*** Block opens ***

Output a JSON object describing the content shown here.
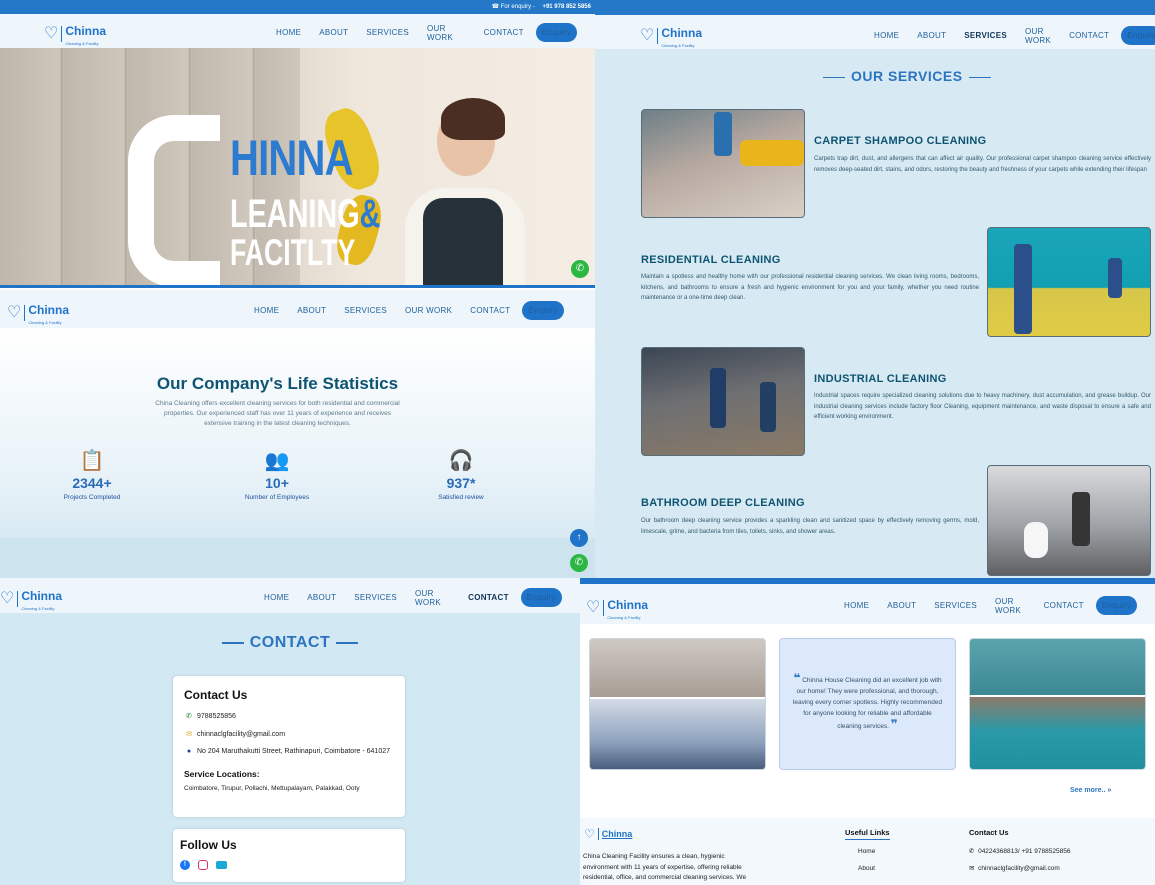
{
  "topbar": {
    "label": "For enquiry -",
    "phone": "+91 978 852 5856"
  },
  "brand": {
    "name": "Chinna",
    "tagline": "Cleaning & Facility"
  },
  "nav": {
    "home": "HOME",
    "about": "ABOUT",
    "services": "SERVICES",
    "work": "OUR WORK",
    "contact": "CONTACT",
    "enquiry": "Enquiry"
  },
  "hero": {
    "c": "C",
    "hinna": "HINNA",
    "leaning": "LEANING",
    "amp": "&",
    "facility": "FACITLTY"
  },
  "stats": {
    "title": "Our Company's Life Statistics",
    "desc": "China Cleaning offers excellent cleaning services for both residential and commercial properties. Our experienced staff has over 11 years of experience and receives extensive training in the latest cleaning techniques.",
    "items": [
      {
        "value": "2344+",
        "label": "Projects Completed",
        "icon": "clipboard-check-icon"
      },
      {
        "value": "10+",
        "label": "Number of Employees",
        "icon": "people-icon"
      },
      {
        "value": "937*",
        "label": "Satisfied review",
        "icon": "headset-icon"
      }
    ]
  },
  "services": {
    "title": "OUR SERVICES",
    "items": [
      {
        "title": "CARPET SHAMPOO CLEANING",
        "text": "Carpets trap dirt, dust, and allergens that can affect air quality. Our professional carpet shampoo cleaning service effectively removes deep-seated dirt, stains, and odors, restoring the beauty and freshness of your carpets while extending their lifespan"
      },
      {
        "title": "RESIDENTIAL CLEANING",
        "text": "Maintain a spotless and healthy home with our professional residential cleaning services. We clean living rooms, bedrooms, kitchens, and bathrooms to ensure a fresh and hygienic environment for you and your family, whether you need routine maintenance or a one-time deep clean."
      },
      {
        "title": "INDUSTRIAL CLEANING",
        "text": "Industrial spaces require specialized cleaning solutions due to heavy machinery, dust accumulation, and grease buildup. Our industrial cleaning services include factory floor Cleaning, equipment maintenance, and waste disposal to ensure a safe and efficient working environment."
      },
      {
        "title": "BATHROOM DEEP CLEANING",
        "text": "Our bathroom deep cleaning service provides a sparkling clean and sanitized space by effectively removing germs, mold, limescale, grime, and bacteria from tiles, toilets, sinks, and shower areas."
      }
    ]
  },
  "contact": {
    "title": "CONTACT",
    "card_title": "Contact Us",
    "phone": "9788525856",
    "email": "chinnaclgfacility@gmail.com",
    "address": "No 204 Maruthakutti Street, Rathinapuri, Coimbatore - 641027",
    "locations_title": "Service Locations:",
    "locations": "Coimbatore, Tirupur, Pollachi, Mettupalayam, Palakkad, Ooty",
    "follow_title": "Follow Us"
  },
  "work": {
    "testimonial": "Chinna House Cleaning did an excellent job with our home! They were professional, and thorough, leaving every corner spotless. Highly recommended for anyone looking for reliable and affordable cleaning services.",
    "see_more": "See more..",
    "see_more_arrow": "»"
  },
  "footer": {
    "about": "China Cleaning Facility ensures a clean, hygienic environment with 11 years of expertise, offering reliable residential, office, and commercial cleaning services. We",
    "useful_links_title": "Useful Links",
    "links": [
      "Home",
      "About"
    ],
    "contact_title": "Contact Us",
    "phones": "04224368813/ +91 9788525856",
    "email": "chinnaclgfacility@gmail.com"
  },
  "colors": {
    "primary": "#1f73c8",
    "heading": "#0e5472",
    "whatsapp": "#2cb742"
  }
}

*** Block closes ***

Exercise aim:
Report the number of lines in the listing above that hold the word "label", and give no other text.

Response box:
4